Quarterback Sam Hartman threw for 324 yards and two touchdowns, while freshman Justice Ellison rushed for 41 of his 67 yards during the decisive final three minutes to lead Wake to only its second 5-0 start in the past 15 years.
“It felt like a heavyweight fight that whoever could survive the last punch would come back,” Deacons coach Dave Clawson said after his team improved to 3-0 in the ACC for the first time since 2011. “We played hard for 60 minutes. We never stopped competing. I’m really proud of Sam and our offense, and everytime (Louisville) scored they responded.”
The first of those responses came early in the final period after the Cardinals (3-2, 1-1 ACC) scored 10 unanswered points to knot the game at 27.
Hartman, bouncing back from an interception that set up the tying field goal, led Wake right back down the field — converting two key third downs before buying time with his legs and hitting A.T. Perry in the corner of the end zone for a touchdown with 3:52 remaining.
But the lead didn’t last long.
One play after Louisville nearly turned the ball over with a fumble it recovered on its own 25, quarterback Malik Cunningham connected with Tyler Harrell for a 75-yard score that got the Cardinals even and put the pressure back onto Hartman and the Deacons.
Not that it seemed to bother them.
“We expect the ‘worst’ to happen in each situation so we’re ready,” Hartman said. “You never want to say that the game is over against a team like Louisville and a quarterback like Cunningham.”
Cunningham threw for two touchdowns and ran for two more while accounting for 378 of his team’s 540 total yards. Hartman was just as productive, completing 23 of his 39 passes and running for 35 yards and a touchdown.
As was the case on the previous possession, Wake’s redshirt sophomore leader kept the final drive going with a big third down conversion. He then began working the clock by mixing Ellison’s runs with a series of short passes that milked the clock and forced the Cardinals to burn all three of their timeouts.

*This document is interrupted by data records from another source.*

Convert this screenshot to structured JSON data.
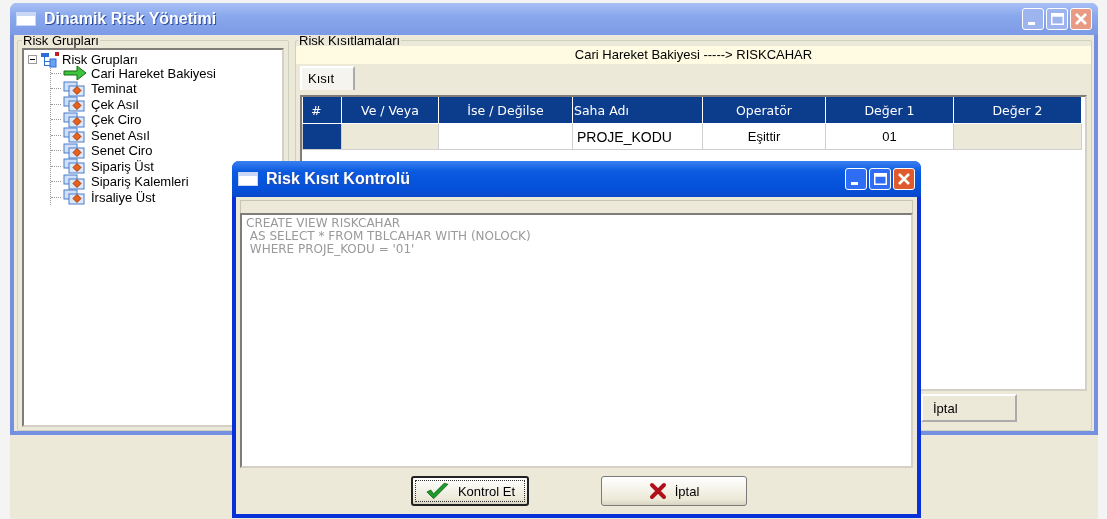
{
  "window": {
    "title": "Dinamik Risk Yönetimi",
    "active": false
  },
  "groups_panel": {
    "title": "Risk Grupları",
    "tree": [
      {
        "label": "Risk Grupları",
        "kind": "root",
        "expanded": true,
        "children": [
          {
            "label": "Cari Hareket Bakiyesi",
            "kind": "item",
            "selected": true
          },
          {
            "label": "Teminat",
            "kind": "item",
            "selected": false
          },
          {
            "label": "Çek Asıl",
            "kind": "item",
            "selected": false
          },
          {
            "label": "Çek Ciro",
            "kind": "item",
            "selected": false
          },
          {
            "label": "Senet Asıl",
            "kind": "item",
            "selected": false
          },
          {
            "label": "Senet Ciro",
            "kind": "item",
            "selected": false
          },
          {
            "label": "Sipariş Üst",
            "kind": "item",
            "selected": false
          },
          {
            "label": "Sipariş Kalemleri",
            "kind": "item",
            "selected": false
          },
          {
            "label": "İrsaliye Üst",
            "kind": "item",
            "selected": false
          }
        ]
      }
    ]
  },
  "restrictions_panel": {
    "title": "Risk Kısıtlamaları",
    "header": "Cari Hareket Bakiyesi -----> RISKCAHAR",
    "tabs": [
      {
        "label": "Kısıt",
        "selected": true
      }
    ],
    "table": {
      "columns": [
        "#",
        "Ve / Veya",
        "İse / Değilse",
        "Saha Adı",
        "Operatör",
        "Değer 1",
        "Değer 2"
      ],
      "rows": [
        {
          "cells": [
            null,
            null,
            null,
            "PROJE_KODU",
            "Eşittir",
            "01",
            null
          ]
        }
      ]
    },
    "buttons": [
      "İptal"
    ]
  },
  "dialog": {
    "title": "Risk Kısıt Kontrolü",
    "active": true,
    "sql_lines": [
      "CREATE VIEW RISKCAHAR",
      " AS SELECT * FROM TBLCAHAR WITH (NOLOCK)",
      " WHERE PROJE_KODU = '01'"
    ],
    "buttons": [
      {
        "label": "Kontrol Et",
        "kind": "check",
        "focused": true
      },
      {
        "label": "İptal",
        "kind": "cancel",
        "focused": false
      }
    ]
  }
}
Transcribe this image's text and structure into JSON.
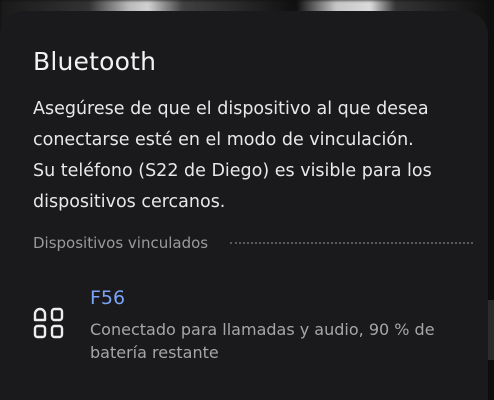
{
  "dialog": {
    "title": "Bluetooth",
    "description_lines": [
      "Asegúrese de que el dispositivo al que desea",
      "conectarse esté en el modo de vinculación.",
      "Su teléfono (S22 de Diego) es visible para los",
      "dispositivos cercanos."
    ]
  },
  "paired_section": {
    "label": "Dispositivos vinculados"
  },
  "devices": [
    {
      "name": "F56",
      "icon": "apps-grid-icon",
      "status_lines": [
        "Conectado para llamadas y audio, 90 % de",
        "batería restante"
      ]
    }
  ],
  "colors": {
    "sheet_background": "#1a1a1c",
    "accent": "#7aa3f5",
    "primary_text": "#f2f2f2",
    "secondary_text": "#a6a6a6"
  }
}
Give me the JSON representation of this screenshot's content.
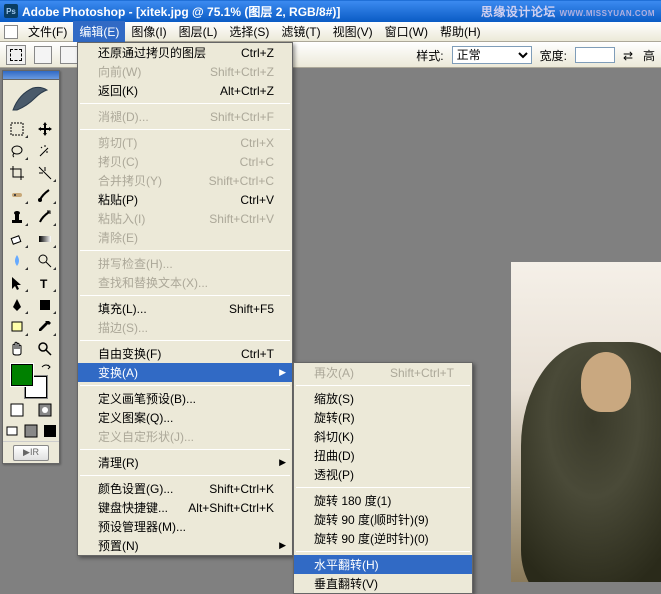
{
  "title": "Adobe Photoshop - [xitek.jpg @ 75.1% (图层 2, RGB/8#)]",
  "watermark": {
    "main": "思缘设计论坛",
    "sub": "WWW.MISSYUAN.COM"
  },
  "menubar": {
    "items": [
      {
        "label": "文件(F)"
      },
      {
        "label": "编辑(E)",
        "open": true
      },
      {
        "label": "图像(I)"
      },
      {
        "label": "图层(L)"
      },
      {
        "label": "选择(S)"
      },
      {
        "label": "滤镜(T)"
      },
      {
        "label": "视图(V)"
      },
      {
        "label": "窗口(W)"
      },
      {
        "label": "帮助(H)"
      }
    ]
  },
  "options": {
    "style_label": "样式:",
    "style_value": "正常",
    "width_label": "宽度:",
    "height_label": "高"
  },
  "edit_menu": [
    {
      "label": "还原通过拷贝的图层",
      "shortcut": "Ctrl+Z"
    },
    {
      "label": "向前(W)",
      "shortcut": "Shift+Ctrl+Z",
      "disabled": true
    },
    {
      "label": "返回(K)",
      "shortcut": "Alt+Ctrl+Z"
    },
    {
      "sep": true
    },
    {
      "label": "消褪(D)...",
      "shortcut": "Shift+Ctrl+F",
      "disabled": true
    },
    {
      "sep": true
    },
    {
      "label": "剪切(T)",
      "shortcut": "Ctrl+X",
      "disabled": true
    },
    {
      "label": "拷贝(C)",
      "shortcut": "Ctrl+C",
      "disabled": true
    },
    {
      "label": "合并拷贝(Y)",
      "shortcut": "Shift+Ctrl+C",
      "disabled": true
    },
    {
      "label": "粘贴(P)",
      "shortcut": "Ctrl+V"
    },
    {
      "label": "粘贴入(I)",
      "shortcut": "Shift+Ctrl+V",
      "disabled": true
    },
    {
      "label": "清除(E)",
      "disabled": true
    },
    {
      "sep": true
    },
    {
      "label": "拼写检查(H)...",
      "disabled": true
    },
    {
      "label": "查找和替换文本(X)...",
      "disabled": true
    },
    {
      "sep": true
    },
    {
      "label": "填充(L)...",
      "shortcut": "Shift+F5"
    },
    {
      "label": "描边(S)...",
      "disabled": true
    },
    {
      "sep": true
    },
    {
      "label": "自由变换(F)",
      "shortcut": "Ctrl+T"
    },
    {
      "label": "变换(A)",
      "selected": true,
      "submenu": true
    },
    {
      "sep": true
    },
    {
      "label": "定义画笔预设(B)..."
    },
    {
      "label": "定义图案(Q)..."
    },
    {
      "label": "定义自定形状(J)...",
      "disabled": true
    },
    {
      "sep": true
    },
    {
      "label": "清理(R)",
      "submenu": true
    },
    {
      "sep": true
    },
    {
      "label": "颜色设置(G)...",
      "shortcut": "Shift+Ctrl+K"
    },
    {
      "label": "键盘快捷键...",
      "shortcut": "Alt+Shift+Ctrl+K"
    },
    {
      "label": "预设管理器(M)..."
    },
    {
      "label": "预置(N)",
      "submenu": true
    }
  ],
  "transform_submenu": [
    {
      "label": "再次(A)",
      "shortcut": "Shift+Ctrl+T",
      "disabled": true
    },
    {
      "sep": true
    },
    {
      "label": "缩放(S)"
    },
    {
      "label": "旋转(R)"
    },
    {
      "label": "斜切(K)"
    },
    {
      "label": "扭曲(D)"
    },
    {
      "label": "透视(P)"
    },
    {
      "sep": true
    },
    {
      "label": "旋转 180 度(1)"
    },
    {
      "label": "旋转 90 度(顺时针)(9)"
    },
    {
      "label": "旋转 90 度(逆时针)(0)"
    },
    {
      "sep": true
    },
    {
      "label": "水平翻转(H)",
      "selected": true
    },
    {
      "label": "垂直翻转(V)"
    }
  ],
  "toolbox": {
    "colors": {
      "fg": "#008000",
      "bg": "#ffffff"
    }
  }
}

“When we got it back with three minutes, we weren’t going to go slow,” Clawson said. “At that point I felt our best chance was to win the game on offense. So I told (coordinator Warren Ruggiero) to stay aggressive and play fast. If we get to midfield, we’ll start slowing it down and potentially play for the field goal. We did not want to give them a lot of time.”
It was a strategy that worked to the letter.
Although they tried to finish Louisville off by getting into the end zone, the Deacons were more than happy to set the most accurate kicker in NCAA history up for his 29-yard game winner. Despite a high snap, brought down by holder Zach Murphy, Sciba — celebrating his 22nd birthday — didn’t disappoint.
The field goal was his 22nd straight and improved his career percentage to a nearly automatic 90.1.
“I want us to do our best possible and that would have been getting in the end zone, so I was obviously cheering for that,” said Sciba, who was lifted to his teammates shoulders and serenaded to a chorus of “Happy Birthday” in the locker room after his winning kick. “I was just staying ready in case my number was called.”
While Sciba’s last kick was the one that provided the points that put Wake over the top, it was another chip shot earlier in the game that proved just as important.
If not more so.
The 20-yarder on the last play before halftime sent the Deacons into the break with a 20-17 lead and was preceded by a controversial series of events that bailed Clawson out after he decided to try for a touchdown from the 1-yard line with just four seconds remaining.
Running back Christian Beal-Smith was stopped short of the goal line on the play, but somehow Wake managed to call timeout with one second still remaining on the clock. That allowed Sciba an opportunity to make the field goal that would ultimately become the difference in the game.
“I told the official that as soon as the ball was down I’m going to use a timeout,” Clawson said afterward. “It was a calculated risk. I hoped we had a second left, but to say I knew that would be a three-second play. … I got a little bit lucky. Sometimes luck helps.”
Those are the kinds of breaks, Clawson said, that can be more than just the difference in one important game.
“You go through a year and you have these one-score close games and if you’re going to have a special season, you’re going to find your way to win your share,” he said. “We did that today.”